This blog post is contributed by Mark McCaughrean, Senior Science Advisor at ESA.

On 30 July, the first papers covering the scientific results obtained by Philae on the surface of Comet 67P/Churyumov-Gerasimenko were published in Science magazine. On that occasion, we released a number of images taken by Philae on 12 November 2014, including a sequence of seven taken by the ROLIS downward-looking camera towards the end of the descent to the lander’s first touchdown point at Agilkia, previously known as Site J. (As is now well-known, Philae rebounded after briefly touching down at Agilkia, eventually coming to rest at a site called Abydos.)

Now, to mark the first anniversary of the selection of Site J as the target for Philae, we are releasing a “special edition” version of that ROLIS image sequence.
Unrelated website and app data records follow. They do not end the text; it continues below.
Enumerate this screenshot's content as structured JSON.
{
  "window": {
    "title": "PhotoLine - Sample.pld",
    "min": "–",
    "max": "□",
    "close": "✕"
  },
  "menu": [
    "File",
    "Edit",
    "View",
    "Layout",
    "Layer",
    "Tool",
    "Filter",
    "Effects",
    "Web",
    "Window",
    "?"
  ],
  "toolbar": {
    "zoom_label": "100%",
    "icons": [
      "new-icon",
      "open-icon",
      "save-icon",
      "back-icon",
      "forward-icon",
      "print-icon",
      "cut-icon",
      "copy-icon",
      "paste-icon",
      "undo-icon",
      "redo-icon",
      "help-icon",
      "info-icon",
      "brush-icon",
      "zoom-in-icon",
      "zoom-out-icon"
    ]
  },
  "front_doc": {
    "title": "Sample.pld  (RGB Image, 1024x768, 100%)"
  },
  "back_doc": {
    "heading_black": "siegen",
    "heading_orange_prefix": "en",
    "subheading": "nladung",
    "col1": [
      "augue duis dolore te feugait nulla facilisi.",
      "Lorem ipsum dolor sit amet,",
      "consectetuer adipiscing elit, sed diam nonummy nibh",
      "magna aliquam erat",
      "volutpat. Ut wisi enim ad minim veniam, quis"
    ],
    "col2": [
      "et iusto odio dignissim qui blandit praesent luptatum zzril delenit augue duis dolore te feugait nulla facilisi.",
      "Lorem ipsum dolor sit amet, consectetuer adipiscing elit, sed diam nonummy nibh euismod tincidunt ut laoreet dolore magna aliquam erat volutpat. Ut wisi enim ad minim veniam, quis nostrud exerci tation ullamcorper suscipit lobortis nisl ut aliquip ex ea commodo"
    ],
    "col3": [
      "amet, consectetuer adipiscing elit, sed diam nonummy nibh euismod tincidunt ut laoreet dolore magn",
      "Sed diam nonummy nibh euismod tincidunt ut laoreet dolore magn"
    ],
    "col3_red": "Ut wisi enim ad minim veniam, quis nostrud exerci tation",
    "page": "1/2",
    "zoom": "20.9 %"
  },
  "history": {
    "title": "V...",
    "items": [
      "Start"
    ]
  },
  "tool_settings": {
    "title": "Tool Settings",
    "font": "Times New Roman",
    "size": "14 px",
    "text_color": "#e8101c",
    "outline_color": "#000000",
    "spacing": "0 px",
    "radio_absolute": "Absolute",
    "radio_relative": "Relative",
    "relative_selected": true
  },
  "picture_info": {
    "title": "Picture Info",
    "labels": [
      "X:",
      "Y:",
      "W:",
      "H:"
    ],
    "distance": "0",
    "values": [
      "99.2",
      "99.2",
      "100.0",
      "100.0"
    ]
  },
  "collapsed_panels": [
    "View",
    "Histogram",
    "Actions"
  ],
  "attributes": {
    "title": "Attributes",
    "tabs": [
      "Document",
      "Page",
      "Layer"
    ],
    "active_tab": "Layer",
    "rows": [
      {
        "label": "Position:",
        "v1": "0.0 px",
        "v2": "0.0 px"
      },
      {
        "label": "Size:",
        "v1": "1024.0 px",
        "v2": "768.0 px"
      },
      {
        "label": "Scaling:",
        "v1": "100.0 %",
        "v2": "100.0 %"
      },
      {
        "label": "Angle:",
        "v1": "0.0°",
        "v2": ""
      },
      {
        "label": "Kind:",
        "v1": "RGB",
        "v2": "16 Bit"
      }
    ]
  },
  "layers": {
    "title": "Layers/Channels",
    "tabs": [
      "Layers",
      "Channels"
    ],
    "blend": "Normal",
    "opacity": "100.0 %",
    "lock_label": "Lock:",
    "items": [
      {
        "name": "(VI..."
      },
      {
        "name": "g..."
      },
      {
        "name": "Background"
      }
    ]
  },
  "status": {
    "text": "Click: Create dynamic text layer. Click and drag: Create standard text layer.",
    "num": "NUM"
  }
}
The seven still images, each spaced by 10 seconds, have been interpolated in time to create a movie that shows Philae’s descent between 67 metres and just 9 metres above the surface in real-time, taking just under 1 minute. The movie ends at that point, as there are no further images in the sequence: Philae had touched down at Agilkia before another 10 seconds had passed.

Having worked with Jakub Knapik, visual effects supervisor at Platige Image, Warsaw on our short sci-fi film, “Ambition“, we were delighted when he took those seven ROLIS images and used state-of-the-art visual effects tools to interpolate between the images to create this movie sequence.

(For the technically-curious among you, Jakub used the VFX compositor NUKE from The Foundry to re-project the original set of seven images in 3D, then rendered an interpolated sequence using a tracked 3D camera that mimicked the path of Philae during its descent.)

If you look closely at the original seven ROLIS images you will notice that there were data drop-outs in some of them: Jakub was able to fill these using data from previous or following images, apart from at the beginning of the movie, where some minor cloning of data was needed to fill some holes. Also, Jakub masked out the parts of Philae seen at top-left and top-right in the images before interpolating, replacing them afterwards.

The result is a beautiful, almost hypnotic movie, showing just what Philae would have witnessed as it drifted slowly down onto Comet 67P/C-G at walking pace on 12 November. We have added some caption material, although the times, distances, and resolutions shown are not necessarily exactly in sync with the images.

We also felt that this movie deserved a soundtrack, and are very grateful that Jem Godfrey of Frost* has allowed us to use the instrumental version of “Saline” from their 2008 album, “Experiments in Mass Appeal” for this purpose.

To be clear, there are no instruments on Philae or Rosetta capable of taking true real-time video, and in any case, it would be extremely difficult to downlink such a large volume of data over the huge distance between 67P/C-G and the Earth.

So, we want to stress again that the raw data making up this movie are the same seven ROLIS images already released on 30 July and for any serious analysis, you should refer to them.

But we think Jakub’s movie version gives a much more visceral impression of the first ever soft-landing on a comet and are happy to share it with you. Enjoy!


Original descent sequence images: ESA/Rosetta/Philae/ROLIS/DLR, Stefano Mottola
Sequence interpolation and editing: Jakub Knapik, Platige Image
Music: “Saline” (instrumental version), from “Experiments in Mass Appeal”, Frost*/Jem Godfrey
Overall movie editing: Sarah Poletti and Marc Thiebaut (ATG/medialab for ESA)